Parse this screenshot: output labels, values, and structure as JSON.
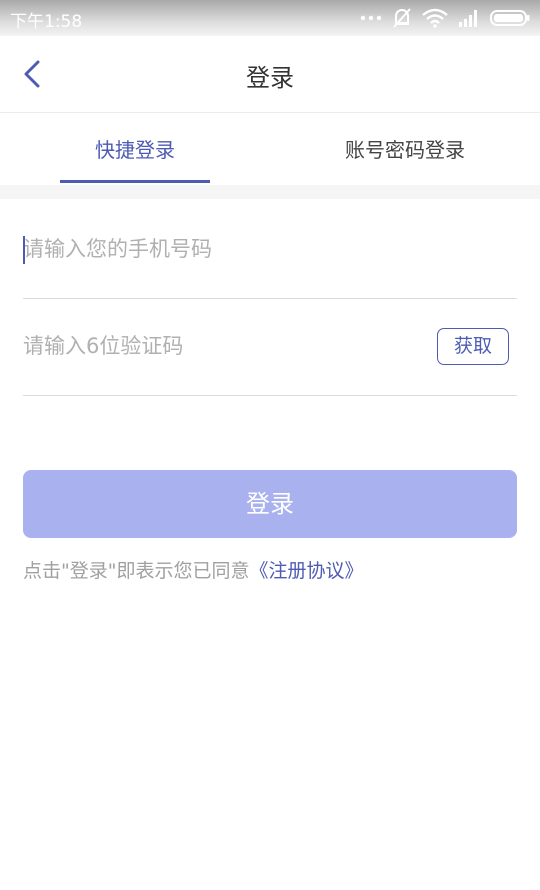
{
  "status_bar": {
    "time": "下午1:58",
    "icons": [
      "more-dots-icon",
      "mute-icon",
      "wifi-icon",
      "signal-icon",
      "battery-icon"
    ]
  },
  "header": {
    "title": "登录",
    "back_icon": "chevron-left-icon"
  },
  "tabs": [
    {
      "label": "快捷登录",
      "active": true
    },
    {
      "label": "账号密码登录",
      "active": false
    }
  ],
  "form": {
    "phone_placeholder": "请输入您的手机号码",
    "phone_value": "",
    "code_placeholder": "请输入6位验证码",
    "code_value": "",
    "get_code_label": "获取",
    "login_label": "登录"
  },
  "agreement": {
    "prefix": "点击\"登录\"即表示您已同意",
    "link": "《注册协议》"
  },
  "colors": {
    "accent": "#4d5bb3",
    "button_disabled": "#a9b2ee",
    "placeholder": "#b0b0b0"
  }
}
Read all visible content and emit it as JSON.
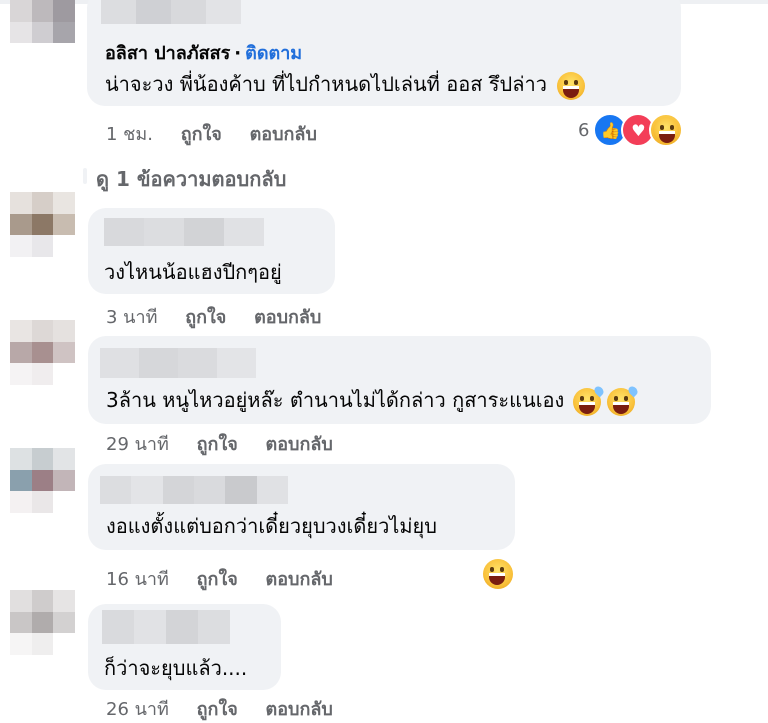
{
  "colors": {
    "bubble": "#f0f2f5",
    "meta": "#65676b",
    "follow": "#216fdb",
    "like": "#1877f2",
    "love": "#f33e58"
  },
  "comments": [
    {
      "author": "อลิสา ปาลภัสสร",
      "follow_label": "ติดตาม",
      "separator": "·",
      "text": "น่าจะวง พี่น้องค้าบ ที่ไปกำหนดไปเล่นที่ ออส รึปล่าว",
      "time": "1 ชม.",
      "like_label": "ถูกใจ",
      "reply_label": "ตอบกลับ",
      "reaction_count": "6",
      "reaction_icons": [
        "like-icon",
        "love-icon",
        "haha-icon"
      ],
      "inline_emoji": "laughing-tears-emoji"
    },
    {
      "text": "วงไหนน้อแฮงปีกๆอยู่",
      "time": "3 นาที",
      "like_label": "ถูกใจ",
      "reply_label": "ตอบกลับ"
    },
    {
      "text": "3ล้าน หนูไหวอยู่หล๊ะ ตำนานไม่ได้กล่าว กูสาระแนเอง",
      "time": "29 นาที",
      "like_label": "ถูกใจ",
      "reply_label": "ตอบกลับ",
      "inline_emoji": [
        "grin-sweat-emoji",
        "grin-sweat-emoji"
      ]
    },
    {
      "text": "งอแงตั้งแต่บอกว่าเดี๋ยวยุบวงเดี๋ยวไม่ยุบ",
      "time": "16 นาที",
      "like_label": "ถูกใจ",
      "reply_label": "ตอบกลับ",
      "reaction_icons": [
        "haha-icon"
      ]
    },
    {
      "text": "ก็ว่าจะยุบแล้ว....",
      "time": "26 นาที",
      "like_label": "ถูกใจ",
      "reply_label": "ตอบกลับ"
    }
  ],
  "view_replies_label": "ดู 1 ข้อความตอบกลับ"
}
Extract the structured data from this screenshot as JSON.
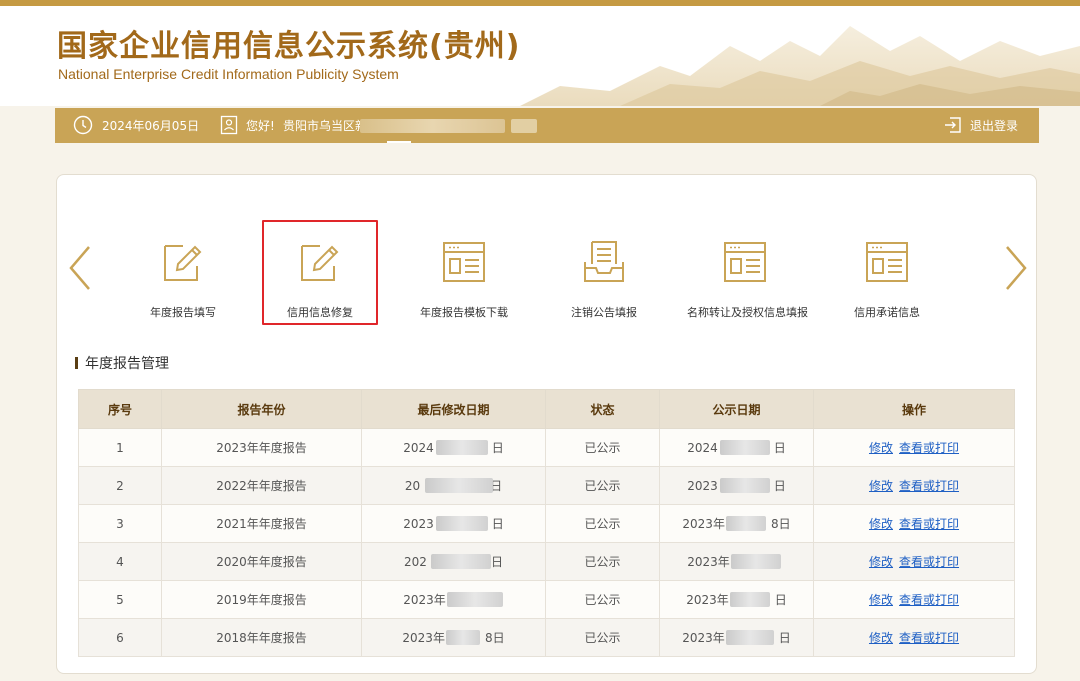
{
  "header": {
    "title": "国家企业信用信息公示系统(贵州)",
    "subtitle": "National Enterprise Credit Information Publicity System"
  },
  "info_bar": {
    "date": "2024年06月05日",
    "greeting": "您好!",
    "company_prefix": "贵阳市乌当区新",
    "logout_label": "退出登录",
    "icons": {
      "date": "clock-icon",
      "user": "user-card-icon",
      "logout": "logout-icon"
    }
  },
  "nav": {
    "prev_icon": "chevron-left-icon",
    "next_icon": "chevron-right-icon",
    "items": [
      {
        "label": "年度报告填写",
        "icon": "edit-form-icon",
        "selected": false
      },
      {
        "label": "信用信息修复",
        "icon": "edit-form-icon",
        "selected": true
      },
      {
        "label": "年度报告模板下载",
        "icon": "document-template-icon",
        "selected": false
      },
      {
        "label": "注销公告填报",
        "icon": "notice-tray-icon",
        "selected": false
      },
      {
        "label": "名称转让及授权信息填报",
        "icon": "document-template-icon",
        "selected": false
      },
      {
        "label": "信用承诺信息",
        "icon": "document-template-icon",
        "selected": false
      }
    ]
  },
  "section": {
    "title": "年度报告管理"
  },
  "table": {
    "headers": [
      "序号",
      "报告年份",
      "最后修改日期",
      "状态",
      "公示日期",
      "操作"
    ],
    "rows": [
      {
        "index": "1",
        "year": "2023年年度报告",
        "modified": "2024",
        "modified_tail": "日",
        "status": "已公示",
        "published": "2024",
        "published_tail": "日"
      },
      {
        "index": "2",
        "year": "2022年年度报告",
        "modified": "20",
        "modified_tail": "日",
        "status": "已公示",
        "published": "2023",
        "published_tail": "日"
      },
      {
        "index": "3",
        "year": "2021年年度报告",
        "modified": "2023",
        "modified_tail": "日",
        "status": "已公示",
        "published": "2023年",
        "published_tail": "8日"
      },
      {
        "index": "4",
        "year": "2020年年度报告",
        "modified": "202",
        "modified_tail": "日",
        "status": "已公示",
        "published": "2023年",
        "published_tail": ""
      },
      {
        "index": "5",
        "year": "2019年年度报告",
        "modified": "2023年",
        "modified_tail": "",
        "status": "已公示",
        "published": "2023年",
        "published_tail": "日"
      },
      {
        "index": "6",
        "year": "2018年年度报告",
        "modified": "2023年",
        "modified_tail": "8日",
        "status": "已公示",
        "published": "2023年",
        "published_tail": "日"
      }
    ],
    "actions": {
      "edit": "修改",
      "view_print": "查看或打印"
    }
  },
  "colors": {
    "brand": "#a2691a",
    "bar": "#c9a456",
    "icon": "#c9a456",
    "selected_border": "#e0262a",
    "link": "#1e5fc4"
  }
}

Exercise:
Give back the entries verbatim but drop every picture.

Answer to the exercise:
Parse this screenshot: output labels, values, and structure as JSON.
{
  "status_bar": {
    "time": "下午1:58",
    "icons": [
      "more-dots-icon",
      "mute-icon",
      "wifi-icon",
      "signal-icon",
      "battery-icon"
    ]
  },
  "header": {
    "title": "登录",
    "back_icon": "chevron-left-icon"
  },
  "tabs": [
    {
      "label": "快捷登录",
      "active": true
    },
    {
      "label": "账号密码登录",
      "active": false
    }
  ],
  "form": {
    "phone_placeholder": "请输入您的手机号码",
    "phone_value": "",
    "code_placeholder": "请输入6位验证码",
    "code_value": "",
    "get_code_label": "获取",
    "login_label": "登录"
  },
  "agreement": {
    "prefix": "点击\"登录\"即表示您已同意",
    "link": "《注册协议》"
  },
  "colors": {
    "accent": "#4d5bb3",
    "button_disabled": "#a9b2ee",
    "placeholder": "#b0b0b0"
  }
}
Read all visible content and emit it as JSON.
{
  "colors": {
    "bubble": "#f0f2f5",
    "meta": "#65676b",
    "follow": "#216fdb",
    "like": "#1877f2",
    "love": "#f33e58"
  },
  "comments": [
    {
      "author": "อลิสา ปาลภัสสร",
      "follow_label": "ติดตาม",
      "separator": "·",
      "text": "น่าจะวง พี่น้องค้าบ ที่ไปกำหนดไปเล่นที่ ออส รึปล่าว",
      "time": "1 ชม.",
      "like_label": "ถูกใจ",
      "reply_label": "ตอบกลับ",
      "reaction_count": "6",
      "reaction_icons": [
        "like-icon",
        "love-icon",
        "haha-icon"
      ],
      "inline_emoji": "laughing-tears-emoji"
    },
    {
      "text": "วงไหนน้อแฮงปีกๆอยู่",
      "time": "3 นาที",
      "like_label": "ถูกใจ",
      "reply_label": "ตอบกลับ"
    },
    {
      "text": "3ล้าน หนูไหวอยู่หล๊ะ ตำนานไม่ได้กล่าว กูสาระแนเอง",
      "time": "29 นาที",
      "like_label": "ถูกใจ",
      "reply_label": "ตอบกลับ",
      "inline_emoji": [
        "grin-sweat-emoji",
        "grin-sweat-emoji"
      ]
    },
    {
      "text": "งอแงตั้งแต่บอกว่าเดี๋ยวยุบวงเดี๋ยวไม่ยุบ",
      "time": "16 นาที",
      "like_label": "ถูกใจ",
      "reply_label": "ตอบกลับ",
      "reaction_icons": [
        "haha-icon"
      ]
    },
    {
      "text": "ก็ว่าจะยุบแล้ว....",
      "time": "26 นาที",
      "like_label": "ถูกใจ",
      "reply_label": "ตอบกลับ"
    }
  ],
  "view_replies_label": "ดู 1 ข้อความตอบกลับ"
}
Extract the structured data from this screenshot as JSON.
{
  "header": {
    "title": "国家企业信用信息公示系统(贵州)",
    "subtitle": "National Enterprise Credit Information Publicity System"
  },
  "info_bar": {
    "date": "2024年06月05日",
    "greeting": "您好!",
    "company_prefix": "贵阳市乌当区新",
    "logout_label": "退出登录",
    "icons": {
      "date": "clock-icon",
      "user": "user-card-icon",
      "logout": "logout-icon"
    }
  },
  "nav": {
    "prev_icon": "chevron-left-icon",
    "next_icon": "chevron-right-icon",
    "items": [
      {
        "label": "年度报告填写",
        "icon": "edit-form-icon",
        "selected": false
      },
      {
        "label": "信用信息修复",
        "icon": "edit-form-icon",
        "selected": true
      },
      {
        "label": "年度报告模板下载",
        "icon": "document-template-icon",
        "selected": false
      },
      {
        "label": "注销公告填报",
        "icon": "notice-tray-icon",
        "selected": false
      },
      {
        "label": "名称转让及授权信息填报",
        "icon": "document-template-icon",
        "selected": false
      },
      {
        "label": "信用承诺信息",
        "icon": "document-template-icon",
        "selected": false
      }
    ]
  },
  "section": {
    "title": "年度报告管理"
  },
  "table": {
    "headers": [
      "序号",
      "报告年份",
      "最后修改日期",
      "状态",
      "公示日期",
      "操作"
    ],
    "rows": [
      {
        "index": "1",
        "year": "2023年年度报告",
        "modified": "2024",
        "modified_tail": "日",
        "status": "已公示",
        "published": "2024",
        "published_tail": "日"
      },
      {
        "index": "2",
        "year": "2022年年度报告",
        "modified": "20",
        "modified_tail": "日",
        "status": "已公示",
        "published": "2023",
        "published_tail": "日"
      },
      {
        "index": "3",
        "year": "2021年年度报告",
        "modified": "2023",
        "modified_tail": "日",
        "status": "已公示",
        "published": "2023年",
        "published_tail": "8日"
      },
      {
        "index": "4",
        "year": "2020年年度报告",
        "modified": "202",
        "modified_tail": "日",
        "status": "已公示",
        "published": "2023年",
        "published_tail": ""
      },
      {
        "index": "5",
        "year": "2019年年度报告",
        "modified": "2023年",
        "modified_tail": "",
        "status": "已公示",
        "published": "2023年",
        "published_tail": "日"
      },
      {
        "index": "6",
        "year": "2018年年度报告",
        "modified": "2023年",
        "modified_tail": "8日",
        "status": "已公示",
        "published": "2023年",
        "published_tail": "日"
      }
    ],
    "actions": {
      "edit": "修改",
      "view_print": "查看或打印"
    }
  },
  "colors": {
    "brand": "#a2691a",
    "bar": "#c9a456",
    "icon": "#c9a456",
    "selected_border": "#e0262a",
    "link": "#1e5fc4"
  }
}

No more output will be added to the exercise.